A view toward the opposite end of the entrance hall features a round table draped in a scallop-edged tablecloth encrusted with beads and sequins and looped with ermine tippets over an undercloth of embossed Tudor velvet. The glamorous white ceramic Austrian stove is surrounded by a wrap-around bench draped with sheepskin. At the windows hang a pair of 17th-century tapestries which Haslam had cut in half and appliqued onto a pair of thick linen curtains.
An 18th-century German verre églomisé mirror hangs above a painted hall table flanked by side chairs with monogrammed slip-covers in the entrance hall.
Another view of The Green Room toward the entrance hall features a pair of custom green-painted recessed cabinets designed by NH Design.
The salon viewed through a wooden door surround originating from an Austrian schloss is simply elegant, with a dash of witticism in the form of a flamboyant plaster bust.
An 18th-century Italian stone chimney piece dominates the other end of the salon, crowned by a carved wood overdoor painted to look like plaster. Here, luxurious silk velvet for upholstery meets humble pine paneling for the walls and ceiling. A stylized decorative pattern painted by Paul and Chris Czainski adorns the fireplace wall.
The Swiss chalet architectural vernacular is most on display here, in the first floor stair hall, where pristine and simple hand plastered walls meet pine, antique stone floors, and painted shutters.

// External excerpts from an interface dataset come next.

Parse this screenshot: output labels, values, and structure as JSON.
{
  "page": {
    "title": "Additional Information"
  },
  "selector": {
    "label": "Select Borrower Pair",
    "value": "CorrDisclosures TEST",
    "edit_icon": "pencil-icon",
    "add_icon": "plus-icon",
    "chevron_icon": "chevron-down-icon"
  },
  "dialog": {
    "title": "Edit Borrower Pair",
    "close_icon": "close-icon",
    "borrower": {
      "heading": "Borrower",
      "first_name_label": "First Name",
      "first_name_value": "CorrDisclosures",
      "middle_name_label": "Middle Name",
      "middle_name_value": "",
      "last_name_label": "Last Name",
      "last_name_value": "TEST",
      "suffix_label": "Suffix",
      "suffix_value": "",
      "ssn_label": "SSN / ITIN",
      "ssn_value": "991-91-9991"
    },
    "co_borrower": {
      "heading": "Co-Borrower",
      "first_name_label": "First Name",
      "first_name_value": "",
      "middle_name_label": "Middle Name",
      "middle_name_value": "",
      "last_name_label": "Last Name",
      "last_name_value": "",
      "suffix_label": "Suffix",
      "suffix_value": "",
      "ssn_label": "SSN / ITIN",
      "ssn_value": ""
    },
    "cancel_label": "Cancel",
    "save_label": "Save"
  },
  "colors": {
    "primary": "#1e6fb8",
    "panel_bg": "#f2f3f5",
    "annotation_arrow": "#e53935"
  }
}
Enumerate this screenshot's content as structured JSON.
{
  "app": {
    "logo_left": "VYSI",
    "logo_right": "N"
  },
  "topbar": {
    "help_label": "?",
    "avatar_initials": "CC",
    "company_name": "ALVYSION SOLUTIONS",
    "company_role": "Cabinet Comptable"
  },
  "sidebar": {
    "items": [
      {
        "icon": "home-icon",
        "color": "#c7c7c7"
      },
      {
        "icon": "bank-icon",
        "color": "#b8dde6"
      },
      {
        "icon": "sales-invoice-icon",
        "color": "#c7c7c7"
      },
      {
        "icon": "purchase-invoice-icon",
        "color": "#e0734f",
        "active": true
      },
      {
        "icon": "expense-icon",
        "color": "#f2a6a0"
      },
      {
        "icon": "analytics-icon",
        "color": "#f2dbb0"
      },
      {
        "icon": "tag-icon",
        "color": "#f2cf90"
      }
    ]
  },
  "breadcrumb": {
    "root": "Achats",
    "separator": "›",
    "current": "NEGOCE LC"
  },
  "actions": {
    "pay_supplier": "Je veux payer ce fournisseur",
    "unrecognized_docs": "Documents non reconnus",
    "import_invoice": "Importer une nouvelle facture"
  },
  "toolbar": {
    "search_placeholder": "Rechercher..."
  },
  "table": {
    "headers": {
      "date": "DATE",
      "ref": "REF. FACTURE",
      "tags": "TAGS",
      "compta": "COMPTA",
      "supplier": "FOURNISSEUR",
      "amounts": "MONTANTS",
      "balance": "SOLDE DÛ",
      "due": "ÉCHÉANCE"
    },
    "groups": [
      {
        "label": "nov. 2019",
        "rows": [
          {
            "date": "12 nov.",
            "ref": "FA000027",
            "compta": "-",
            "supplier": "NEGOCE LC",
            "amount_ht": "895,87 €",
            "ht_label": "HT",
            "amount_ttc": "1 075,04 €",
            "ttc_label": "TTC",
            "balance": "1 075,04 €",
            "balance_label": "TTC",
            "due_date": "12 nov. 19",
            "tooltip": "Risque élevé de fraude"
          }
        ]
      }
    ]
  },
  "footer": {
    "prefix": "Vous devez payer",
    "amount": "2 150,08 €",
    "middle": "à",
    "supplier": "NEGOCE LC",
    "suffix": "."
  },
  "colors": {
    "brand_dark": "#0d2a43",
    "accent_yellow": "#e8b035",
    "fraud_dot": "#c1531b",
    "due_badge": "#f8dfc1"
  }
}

The sinuous staircase features lanterns copied by NH Designs from antiques.
The cloakroom features a monumental stone washbasin, above which hangs a Georgian mahogany mirror painted white.
A whimsically painted headboard rests against walls covered in “Abre Indien Violet” from Claremont, an archive fabric specially created for NH Design. The wardrobe is early 19th-century Austrian.
The twin beds in the guest room were specially commissioned and decorated by a Spanish painter. The walls are covered with “Iran Rose 2” fabric from Claremont.
An alternate view of the same guest room features a custom painted wardrobe in Prussian blue.
The rustic bathroom is enlivened by walls covered with antique Russian manganese tiles and a gleaming West One Bathrooms bathtub.
The glamorous rococo-style headboard in the main bedroom was copied from one in a photograph of Haslam’s godmother, Iris Origo, in a Roman palazzo, and is covered with “Armure Cannele Mole” by Claremont. The Italian 18th-century wardrobe is flanked by a pair of capriccio landscapes which once belonged to Frederick the Great. Nothing says “royal retreat” like a fur throw. As decadent and glorious real fur would be, I hope this is a rather good imitation.
The terrace off the main salon is designed in pure Swiss style, affording views over Klosters.
This post was based on an article written by Ros Byam Shaw for The World of Interiors. Photography by Fritz von der Schulenburg.